TRY IT
Where the string "title" occurs in a line of the data below, that line should be copied.
=-=-=
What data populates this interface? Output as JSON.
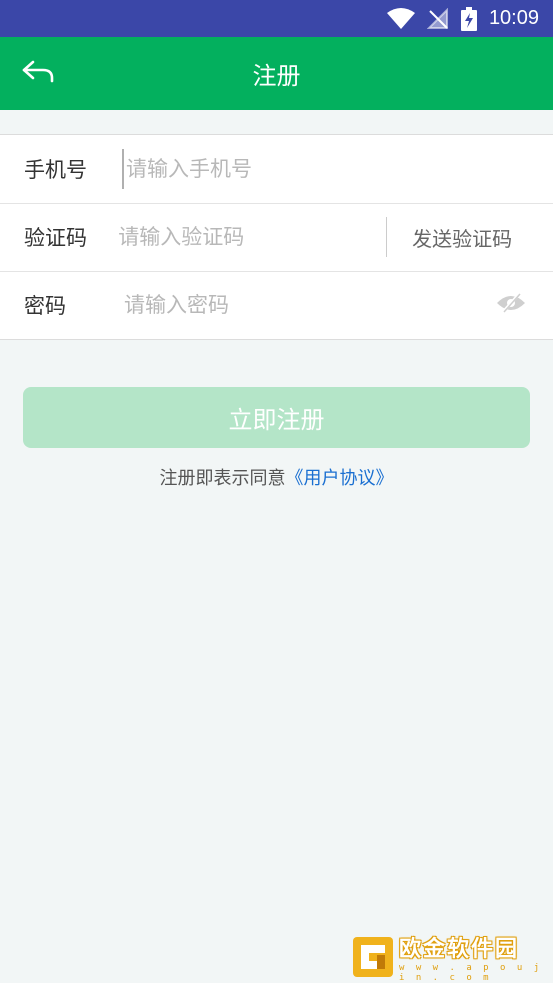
{
  "status_bar": {
    "time": "10:09"
  },
  "app_bar": {
    "title": "注册"
  },
  "form": {
    "phone": {
      "label": "手机号",
      "placeholder": "请输入手机号",
      "value": ""
    },
    "code": {
      "label": "验证码",
      "placeholder": "请输入验证码",
      "value": "",
      "send_label": "发送验证码"
    },
    "password": {
      "label": "密码",
      "placeholder": "请输入密码",
      "value": ""
    }
  },
  "register_button": {
    "label": "立即注册"
  },
  "agreement": {
    "prefix": "注册即表示同意",
    "link": "《用户协议》"
  },
  "watermark": {
    "name": "欧金软件园",
    "url": "w w w . a p o u j i n . c o m"
  },
  "colors": {
    "status_bar": "#3b47a8",
    "app_bar": "#03b05e",
    "button_disabled": "#b4e5c8",
    "link": "#1a6fd1",
    "watermark_accent": "#e0a010"
  },
  "icons": {
    "back": "back-arrow-icon",
    "wifi": "wifi-icon",
    "signal": "no-signal-icon",
    "battery": "battery-charging-icon",
    "eye": "eye-off-icon"
  }
}
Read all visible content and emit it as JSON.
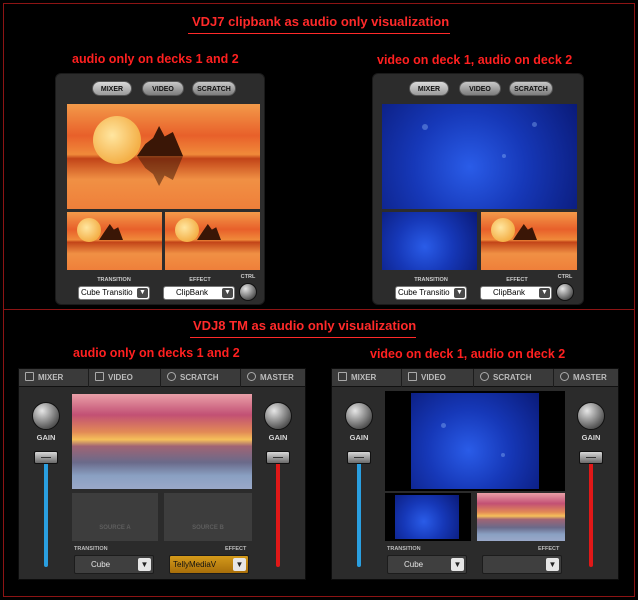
{
  "section1": {
    "title": "VDJ7 clipbank as audio only visualization",
    "left_caption": "audio only on decks 1 and 2",
    "right_caption": "video on deck 1, audio on deck 2"
  },
  "section2": {
    "title": "VDJ8 TM as audio only visualization",
    "left_caption": "audio only on decks 1 and 2",
    "right_caption": "video on deck 1, audio on deck 2"
  },
  "vdj7": {
    "tabs": [
      "MIXER",
      "VIDEO",
      "SCRATCH"
    ],
    "transition_label": "TRANSITION",
    "effect_label": "EFFECT",
    "ctrl_label": "CTRL",
    "transition_value": "Cube Transitio",
    "effect_value": "ClipBank",
    "arrow": "▼"
  },
  "vdj8": {
    "tabs": [
      "MIXER",
      "VIDEO",
      "SCRATCH",
      "MASTER"
    ],
    "gain_label": "GAIN",
    "transition_label": "TRANSITION",
    "effect_label": "EFFECT",
    "transition_value": "Cube",
    "source_a": "SOURCE A",
    "source_b": "SOURCE B",
    "effect_value_left": "TellyMediaV",
    "effect_value_right": "",
    "arrow": "▼"
  },
  "colors": {
    "accent_red": "#ff2a2a",
    "fader_left": "#2a9fe0",
    "fader_right": "#e01818",
    "effect_highlight": "#d49a1a"
  }
}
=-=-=
RESPONSE FOR THIS EXERCISE
    "title": "注册"
    "title": "VDJ7 clipbank as audio only visualization",
    "title": "VDJ8 TM as audio only visualization",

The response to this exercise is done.